> _Source records_:
%%
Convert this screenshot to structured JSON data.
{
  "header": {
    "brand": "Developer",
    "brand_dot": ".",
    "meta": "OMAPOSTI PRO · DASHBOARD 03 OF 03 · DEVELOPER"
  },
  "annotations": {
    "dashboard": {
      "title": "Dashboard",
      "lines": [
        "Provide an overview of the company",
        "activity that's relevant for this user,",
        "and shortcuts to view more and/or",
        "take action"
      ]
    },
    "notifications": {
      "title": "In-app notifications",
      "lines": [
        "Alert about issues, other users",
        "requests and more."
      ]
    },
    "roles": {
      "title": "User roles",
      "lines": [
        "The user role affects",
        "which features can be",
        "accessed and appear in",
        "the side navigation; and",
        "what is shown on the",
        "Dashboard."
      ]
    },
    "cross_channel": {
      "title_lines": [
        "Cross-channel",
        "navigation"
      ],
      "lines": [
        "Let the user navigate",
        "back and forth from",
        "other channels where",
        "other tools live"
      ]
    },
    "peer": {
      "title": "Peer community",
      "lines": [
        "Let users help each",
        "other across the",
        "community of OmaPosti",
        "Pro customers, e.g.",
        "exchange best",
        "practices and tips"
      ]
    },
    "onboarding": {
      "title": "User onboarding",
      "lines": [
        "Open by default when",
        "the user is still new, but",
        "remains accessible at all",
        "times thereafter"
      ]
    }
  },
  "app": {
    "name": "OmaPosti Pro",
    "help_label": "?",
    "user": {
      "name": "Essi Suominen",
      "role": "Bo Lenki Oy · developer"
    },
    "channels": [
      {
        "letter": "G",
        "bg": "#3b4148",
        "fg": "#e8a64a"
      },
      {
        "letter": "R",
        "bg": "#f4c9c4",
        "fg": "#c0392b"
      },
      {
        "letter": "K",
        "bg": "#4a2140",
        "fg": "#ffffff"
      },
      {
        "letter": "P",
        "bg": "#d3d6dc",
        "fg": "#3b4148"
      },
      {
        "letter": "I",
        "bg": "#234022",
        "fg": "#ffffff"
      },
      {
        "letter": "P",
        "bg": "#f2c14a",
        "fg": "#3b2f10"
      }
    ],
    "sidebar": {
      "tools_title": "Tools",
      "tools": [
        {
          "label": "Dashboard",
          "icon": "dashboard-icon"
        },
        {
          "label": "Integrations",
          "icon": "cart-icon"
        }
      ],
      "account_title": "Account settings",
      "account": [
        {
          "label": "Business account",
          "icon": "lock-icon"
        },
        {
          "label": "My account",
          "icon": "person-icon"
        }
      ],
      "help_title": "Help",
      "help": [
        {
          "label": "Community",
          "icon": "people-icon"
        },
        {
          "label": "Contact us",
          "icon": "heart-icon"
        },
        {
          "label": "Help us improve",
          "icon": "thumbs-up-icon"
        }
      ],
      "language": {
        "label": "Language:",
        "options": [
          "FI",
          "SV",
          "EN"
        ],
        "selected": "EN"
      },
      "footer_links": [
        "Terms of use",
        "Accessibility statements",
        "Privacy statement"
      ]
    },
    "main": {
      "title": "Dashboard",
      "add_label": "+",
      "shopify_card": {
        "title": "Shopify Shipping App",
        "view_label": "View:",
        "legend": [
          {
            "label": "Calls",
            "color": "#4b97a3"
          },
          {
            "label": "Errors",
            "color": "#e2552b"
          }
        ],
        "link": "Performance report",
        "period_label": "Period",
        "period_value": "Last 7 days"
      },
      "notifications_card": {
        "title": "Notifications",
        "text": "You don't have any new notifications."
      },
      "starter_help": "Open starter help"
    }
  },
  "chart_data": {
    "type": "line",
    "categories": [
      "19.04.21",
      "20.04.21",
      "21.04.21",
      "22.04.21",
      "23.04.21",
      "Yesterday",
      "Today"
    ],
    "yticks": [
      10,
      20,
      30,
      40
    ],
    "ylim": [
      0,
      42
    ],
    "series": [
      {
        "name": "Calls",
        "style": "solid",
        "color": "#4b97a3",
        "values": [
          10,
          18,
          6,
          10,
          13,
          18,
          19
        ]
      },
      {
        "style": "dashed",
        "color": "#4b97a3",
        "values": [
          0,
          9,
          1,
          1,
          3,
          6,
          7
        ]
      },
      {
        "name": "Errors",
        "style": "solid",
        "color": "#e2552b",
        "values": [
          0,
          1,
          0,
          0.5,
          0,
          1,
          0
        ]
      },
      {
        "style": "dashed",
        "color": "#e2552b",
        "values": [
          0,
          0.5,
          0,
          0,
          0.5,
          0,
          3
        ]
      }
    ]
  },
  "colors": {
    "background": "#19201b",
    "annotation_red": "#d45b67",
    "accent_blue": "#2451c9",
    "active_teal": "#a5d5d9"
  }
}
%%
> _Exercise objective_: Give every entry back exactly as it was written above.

> _Solution to this exercise_:
Convert this screenshot to structured JSON data.
{
  "header": {
    "brand": "Developer",
    "brand_dot": ".",
    "meta": "OMAPOSTI PRO · DASHBOARD 03 OF 03 · DEVELOPER"
  },
  "annotations": {
    "dashboard": {
      "title": "Dashboard",
      "lines": [
        "Provide an overview of the company",
        "activity that's relevant for this user,",
        "and shortcuts to view more and/or",
        "take action"
      ]
    },
    "notifications": {
      "title": "In-app notifications",
      "lines": [
        "Alert about issues, other users",
        "requests and more."
      ]
    },
    "roles": {
      "title": "User roles",
      "lines": [
        "The user role affects",
        "which features can be",
        "accessed and appear in",
        "the side navigation; and",
        "what is shown on the",
        "Dashboard."
      ]
    },
    "cross_channel": {
      "title_lines": [
        "Cross-channel",
        "navigation"
      ],
      "lines": [
        "Let the user navigate",
        "back and forth from",
        "other channels where",
        "other tools live"
      ]
    },
    "peer": {
      "title": "Peer community",
      "lines": [
        "Let users help each",
        "other across the",
        "community of OmaPosti",
        "Pro customers, e.g.",
        "exchange best",
        "practices and tips"
      ]
    },
    "onboarding": {
      "title": "User onboarding",
      "lines": [
        "Open by default when",
        "the user is still new, but",
        "remains accessible at all",
        "times thereafter"
      ]
    }
  },
  "app": {
    "name": "OmaPosti Pro",
    "help_label": "?",
    "user": {
      "name": "Essi Suominen",
      "role": "Bo Lenki Oy · developer"
    },
    "channels": [
      {
        "letter": "G",
        "bg": "#3b4148",
        "fg": "#e8a64a"
      },
      {
        "letter": "R",
        "bg": "#f4c9c4",
        "fg": "#c0392b"
      },
      {
        "letter": "K",
        "bg": "#4a2140",
        "fg": "#ffffff"
      },
      {
        "letter": "P",
        "bg": "#d3d6dc",
        "fg": "#3b4148"
      },
      {
        "letter": "I",
        "bg": "#234022",
        "fg": "#ffffff"
      },
      {
        "letter": "P",
        "bg": "#f2c14a",
        "fg": "#3b2f10"
      }
    ],
    "sidebar": {
      "tools_title": "Tools",
      "tools": [
        {
          "label": "Dashboard",
          "icon": "dashboard-icon"
        },
        {
          "label": "Integrations",
          "icon": "cart-icon"
        }
      ],
      "account_title": "Account settings",
      "account": [
        {
          "label": "Business account",
          "icon": "lock-icon"
        },
        {
          "label": "My account",
          "icon": "person-icon"
        }
      ],
      "help_title": "Help",
      "help": [
        {
          "label": "Community",
          "icon": "people-icon"
        },
        {
          "label": "Contact us",
          "icon": "heart-icon"
        },
        {
          "label": "Help us improve",
          "icon": "thumbs-up-icon"
        }
      ],
      "language": {
        "label": "Language:",
        "options": [
          "FI",
          "SV",
          "EN"
        ],
        "selected": "EN"
      },
      "footer_links": [
        "Terms of use",
        "Accessibility statements",
        "Privacy statement"
      ]
    },
    "main": {
      "title": "Dashboard",
      "add_label": "+",
      "shopify_card": {
        "title": "Shopify Shipping App",
        "view_label": "View:",
        "legend": [
          {
            "label": "Calls",
            "color": "#4b97a3"
          },
          {
            "label": "Errors",
            "color": "#e2552b"
          }
        ],
        "link": "Performance report",
        "period_label": "Period",
        "period_value": "Last 7 days"
      },
      "notifications_card": {
        "title": "Notifications",
        "text": "You don't have any new notifications."
      },
      "starter_help": "Open starter help"
    }
  },
  "chart_data": {
    "type": "line",
    "categories": [
      "19.04.21",
      "20.04.21",
      "21.04.21",
      "22.04.21",
      "23.04.21",
      "Yesterday",
      "Today"
    ],
    "yticks": [
      10,
      20,
      30,
      40
    ],
    "ylim": [
      0,
      42
    ],
    "series": [
      {
        "name": "Calls",
        "style": "solid",
        "color": "#4b97a3",
        "values": [
          10,
          18,
          6,
          10,
          13,
          18,
          19
        ]
      },
      {
        "style": "dashed",
        "color": "#4b97a3",
        "values": [
          0,
          9,
          1,
          1,
          3,
          6,
          7
        ]
      },
      {
        "name": "Errors",
        "style": "solid",
        "color": "#e2552b",
        "values": [
          0,
          1,
          0,
          0.5,
          0,
          1,
          0
        ]
      },
      {
        "style": "dashed",
        "color": "#e2552b",
        "values": [
          0,
          0.5,
          0,
          0,
          0.5,
          0,
          3
        ]
      }
    ]
  },
  "colors": {
    "background": "#19201b",
    "annotation_red": "#d45b67",
    "accent_blue": "#2451c9",
    "active_teal": "#a5d5d9"
  }
}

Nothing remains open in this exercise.